▶ _Task to carry out_
For every record here, output an exact copy.

╭─ Dataset entries

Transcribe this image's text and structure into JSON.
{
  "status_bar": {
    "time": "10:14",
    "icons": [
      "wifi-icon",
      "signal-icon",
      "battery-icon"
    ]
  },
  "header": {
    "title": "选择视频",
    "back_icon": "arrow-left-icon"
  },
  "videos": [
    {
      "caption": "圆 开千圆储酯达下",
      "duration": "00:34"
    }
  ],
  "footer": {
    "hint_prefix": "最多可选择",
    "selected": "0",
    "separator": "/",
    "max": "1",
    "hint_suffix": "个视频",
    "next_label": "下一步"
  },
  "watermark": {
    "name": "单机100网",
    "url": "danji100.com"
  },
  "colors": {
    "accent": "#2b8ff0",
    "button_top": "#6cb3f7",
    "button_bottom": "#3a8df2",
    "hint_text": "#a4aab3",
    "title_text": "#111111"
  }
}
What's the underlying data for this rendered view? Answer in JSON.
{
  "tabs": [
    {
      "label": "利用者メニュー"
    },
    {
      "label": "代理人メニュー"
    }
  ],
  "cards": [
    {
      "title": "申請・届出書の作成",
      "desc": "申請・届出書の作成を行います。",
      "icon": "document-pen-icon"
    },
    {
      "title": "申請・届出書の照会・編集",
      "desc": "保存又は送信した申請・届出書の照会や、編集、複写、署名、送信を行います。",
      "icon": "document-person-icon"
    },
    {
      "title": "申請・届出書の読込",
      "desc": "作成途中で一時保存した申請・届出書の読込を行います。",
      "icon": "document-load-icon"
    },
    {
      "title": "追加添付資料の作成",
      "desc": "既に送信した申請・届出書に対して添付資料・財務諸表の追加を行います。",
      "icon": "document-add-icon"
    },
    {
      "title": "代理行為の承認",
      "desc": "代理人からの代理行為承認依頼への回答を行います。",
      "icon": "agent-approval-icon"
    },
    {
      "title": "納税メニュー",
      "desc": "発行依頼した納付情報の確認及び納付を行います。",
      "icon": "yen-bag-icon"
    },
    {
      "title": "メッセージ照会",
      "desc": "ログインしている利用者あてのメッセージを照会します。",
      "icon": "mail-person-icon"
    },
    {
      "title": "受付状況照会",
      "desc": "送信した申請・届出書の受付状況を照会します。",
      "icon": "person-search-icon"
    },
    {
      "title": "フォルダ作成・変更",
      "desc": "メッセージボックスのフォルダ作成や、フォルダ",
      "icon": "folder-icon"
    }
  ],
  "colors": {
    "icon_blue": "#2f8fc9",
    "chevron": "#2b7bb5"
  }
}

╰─

▶ _Result of this exercise_
Transcribe this image's text and structure into JSON.
{
  "status_bar": {
    "time": "10:14",
    "icons": [
      "wifi-icon",
      "signal-icon",
      "battery-icon"
    ]
  },
  "header": {
    "title": "选择视频",
    "back_icon": "arrow-left-icon"
  },
  "videos": [
    {
      "caption": "圆 开千圆储酯达下",
      "duration": "00:34"
    }
  ],
  "footer": {
    "hint_prefix": "最多可选择",
    "selected": "0",
    "separator": "/",
    "max": "1",
    "hint_suffix": "个视频",
    "next_label": "下一步"
  },
  "watermark": {
    "name": "单机100网",
    "url": "danji100.com"
  },
  "colors": {
    "accent": "#2b8ff0",
    "button_top": "#6cb3f7",
    "button_bottom": "#3a8df2",
    "hint_text": "#a4aab3",
    "title_text": "#111111"
  }
}
What's the underlying data for this rendered view? Answer in JSON.
{
  "tabs": [
    {
      "label": "利用者メニュー"
    },
    {
      "label": "代理人メニュー"
    }
  ],
  "cards": [
    {
      "title": "申請・届出書の作成",
      "desc": "申請・届出書の作成を行います。",
      "icon": "document-pen-icon"
    },
    {
      "title": "申請・届出書の照会・編集",
      "desc": "保存又は送信した申請・届出書の照会や、編集、複写、署名、送信を行います。",
      "icon": "document-person-icon"
    },
    {
      "title": "申請・届出書の読込",
      "desc": "作成途中で一時保存した申請・届出書の読込を行います。",
      "icon": "document-load-icon"
    },
    {
      "title": "追加添付資料の作成",
      "desc": "既に送信した申請・届出書に対して添付資料・財務諸表の追加を行います。",
      "icon": "document-add-icon"
    },
    {
      "title": "代理行為の承認",
      "desc": "代理人からの代理行為承認依頼への回答を行います。",
      "icon": "agent-approval-icon"
    },
    {
      "title": "納税メニュー",
      "desc": "発行依頼した納付情報の確認及び納付を行います。",
      "icon": "yen-bag-icon"
    },
    {
      "title": "メッセージ照会",
      "desc": "ログインしている利用者あてのメッセージを照会します。",
      "icon": "mail-person-icon"
    },
    {
      "title": "受付状況照会",
      "desc": "送信した申請・届出書の受付状況を照会します。",
      "icon": "person-search-icon"
    },
    {
      "title": "フォルダ作成・変更",
      "desc": "メッセージボックスのフォルダ作成や、フォルダ",
      "icon": "folder-icon"
    }
  ],
  "colors": {
    "icon_blue": "#2f8fc9",
    "chevron": "#2b7bb5"
  }
}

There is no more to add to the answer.